Posted Sunday October 7, 2001 - 11:53:02 AM EDT
Tehran - Former Afghan warlord Gulbuddin Hekmatyar said yesterday that dozens of US troops disguised as Afghans were in Afghanistan, including in a town visited by Osama bin Laden.
We are certain there are dozens of US soldiers conducting scouting information gathering missions in Afghanistan, especially in Kandahar, Hekmatyar said. Theyre disguised in Afghan clothes.
Hekmatyar, who has lived in exile in Tehran since the Taliban militia came to power five years ago, said he obtained his information through his contacts in Afghanistan.

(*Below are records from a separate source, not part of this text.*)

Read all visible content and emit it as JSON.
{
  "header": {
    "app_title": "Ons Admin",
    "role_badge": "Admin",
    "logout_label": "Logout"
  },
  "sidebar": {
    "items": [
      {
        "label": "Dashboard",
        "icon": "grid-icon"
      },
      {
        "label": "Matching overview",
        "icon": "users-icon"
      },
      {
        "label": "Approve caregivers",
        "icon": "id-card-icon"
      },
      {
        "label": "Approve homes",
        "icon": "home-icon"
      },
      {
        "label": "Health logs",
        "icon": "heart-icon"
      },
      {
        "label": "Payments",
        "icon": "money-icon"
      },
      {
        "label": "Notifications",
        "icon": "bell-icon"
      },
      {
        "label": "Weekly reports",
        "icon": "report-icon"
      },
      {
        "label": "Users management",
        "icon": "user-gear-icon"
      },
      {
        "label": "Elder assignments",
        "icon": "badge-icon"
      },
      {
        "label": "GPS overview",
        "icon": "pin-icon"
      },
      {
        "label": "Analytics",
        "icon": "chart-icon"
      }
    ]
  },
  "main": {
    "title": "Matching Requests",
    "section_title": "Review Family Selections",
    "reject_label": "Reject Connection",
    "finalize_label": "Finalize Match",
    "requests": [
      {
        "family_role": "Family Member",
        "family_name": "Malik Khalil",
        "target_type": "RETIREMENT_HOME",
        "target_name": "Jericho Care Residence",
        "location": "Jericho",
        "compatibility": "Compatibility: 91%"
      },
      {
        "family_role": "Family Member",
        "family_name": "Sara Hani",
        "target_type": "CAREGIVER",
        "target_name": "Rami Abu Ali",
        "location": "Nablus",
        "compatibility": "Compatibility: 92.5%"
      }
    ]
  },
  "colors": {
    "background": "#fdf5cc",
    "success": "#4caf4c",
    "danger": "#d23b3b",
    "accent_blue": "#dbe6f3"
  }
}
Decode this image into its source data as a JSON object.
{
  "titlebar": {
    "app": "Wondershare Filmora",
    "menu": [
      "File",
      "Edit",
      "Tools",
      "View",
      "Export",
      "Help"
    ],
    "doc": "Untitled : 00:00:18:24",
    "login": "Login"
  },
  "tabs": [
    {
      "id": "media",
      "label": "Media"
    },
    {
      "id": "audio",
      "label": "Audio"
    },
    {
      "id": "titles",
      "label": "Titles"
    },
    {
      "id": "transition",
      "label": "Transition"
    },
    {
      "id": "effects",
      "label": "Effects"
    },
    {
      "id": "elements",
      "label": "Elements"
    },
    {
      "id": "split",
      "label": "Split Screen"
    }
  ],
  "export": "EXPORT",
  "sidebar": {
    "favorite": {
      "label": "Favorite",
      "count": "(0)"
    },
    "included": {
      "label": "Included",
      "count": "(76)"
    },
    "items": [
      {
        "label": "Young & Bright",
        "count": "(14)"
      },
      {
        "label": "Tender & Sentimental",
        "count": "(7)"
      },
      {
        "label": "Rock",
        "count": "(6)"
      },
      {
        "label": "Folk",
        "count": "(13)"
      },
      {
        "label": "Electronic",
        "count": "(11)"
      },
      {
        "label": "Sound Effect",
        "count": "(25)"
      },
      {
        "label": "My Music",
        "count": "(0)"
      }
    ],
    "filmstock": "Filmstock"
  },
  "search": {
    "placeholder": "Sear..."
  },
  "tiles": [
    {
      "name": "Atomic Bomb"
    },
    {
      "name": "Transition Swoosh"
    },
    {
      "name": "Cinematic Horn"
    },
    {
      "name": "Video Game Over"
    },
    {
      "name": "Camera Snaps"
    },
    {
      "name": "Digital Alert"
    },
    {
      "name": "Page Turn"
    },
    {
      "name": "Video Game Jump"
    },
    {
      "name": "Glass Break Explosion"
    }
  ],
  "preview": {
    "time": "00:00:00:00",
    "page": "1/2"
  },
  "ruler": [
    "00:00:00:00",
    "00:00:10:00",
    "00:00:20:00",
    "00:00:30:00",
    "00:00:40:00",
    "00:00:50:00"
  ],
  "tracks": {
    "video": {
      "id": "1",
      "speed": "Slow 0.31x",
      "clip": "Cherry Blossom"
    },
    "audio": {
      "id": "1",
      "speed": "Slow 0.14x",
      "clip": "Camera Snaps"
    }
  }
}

Kandahar is the Taliban militias stronghold in southern Afghanistan, home to Taliban leader Mullah Mohamed Omar, and also where bin Laden has a residence, though bin Laden is now suspected to be hiding out in the mountains.
Hekmatyars comments added to reports that US as well as British and Australian special forces were already in Afghanistan ahead of US strikes aimed at uprooting bin Ladens Qaeda network, blamed for the September 11 attacks in the United States.
Hekmatyar, the head of the Hezb-i-eslami party, who once fought the Soviet occupation, said he expected the United States would attack Afghanistan soon from Uzbekistan to the north.
Like the Soviets, they will use General (Abdul Rashid) Dostam, an ethnic Uzbek who is one of the most powerful members in the loose alliance of anti-Taliban forces in Afghanistan, Hekmatyar said.
And like the Soviets, they will end up by withdrawing, he added.
The Americans will bombard Kabul and many other cities, and set up a puppet regime that the people will not accept. It will not be viable, he said.
Though he said his group would fight US occupation, he said it was out of the question to form a coalition with the Taliban.
A member of the Pashtun ethnic majority, Hekmatyar was supported by Pakistan and the US Central Intelligence Agency during the anti-Soviet war. He founded the Islamist Hizb- i-Islami faction and was instrumental in the destruction of much of Kabul with shells and rockets.
Meanwhile, Rehmatullah Kakzada, the Talibans consul general in Pakistans southern city of Karachi, has demanded the United States make public the evidence that allegedly links bin Laden to last months terrorist attacks on New York and Washington. Agencies
-- Martin Thompson (email@example.com), October 07, 2001